> Your instructions
Below are records that must be duplicated exactly.

(Excerpts from an interface dataset)
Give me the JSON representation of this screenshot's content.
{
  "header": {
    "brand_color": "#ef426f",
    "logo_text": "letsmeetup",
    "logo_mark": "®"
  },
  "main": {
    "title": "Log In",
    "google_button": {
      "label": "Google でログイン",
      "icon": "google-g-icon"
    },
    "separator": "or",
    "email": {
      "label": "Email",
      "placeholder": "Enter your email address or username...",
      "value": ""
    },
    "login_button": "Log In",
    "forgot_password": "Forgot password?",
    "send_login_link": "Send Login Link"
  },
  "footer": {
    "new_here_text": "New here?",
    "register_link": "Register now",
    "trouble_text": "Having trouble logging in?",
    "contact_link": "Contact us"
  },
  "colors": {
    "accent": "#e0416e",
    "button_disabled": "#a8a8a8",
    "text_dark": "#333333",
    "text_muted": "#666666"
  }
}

> Your response
Give me the JSON representation of this screenshot's content.
{
  "header": {
    "brand_color": "#ef426f",
    "logo_text": "letsmeetup",
    "logo_mark": "®"
  },
  "main": {
    "title": "Log In",
    "google_button": {
      "label": "Google でログイン",
      "icon": "google-g-icon"
    },
    "separator": "or",
    "email": {
      "label": "Email",
      "placeholder": "Enter your email address or username...",
      "value": ""
    },
    "login_button": "Log In",
    "forgot_password": "Forgot password?",
    "send_login_link": "Send Login Link"
  },
  "footer": {
    "new_here_text": "New here?",
    "register_link": "Register now",
    "trouble_text": "Having trouble logging in?",
    "contact_link": "Contact us"
  },
  "colors": {
    "accent": "#e0416e",
    "button_disabled": "#a8a8a8",
    "text_dark": "#333333",
    "text_muted": "#666666"
  }
}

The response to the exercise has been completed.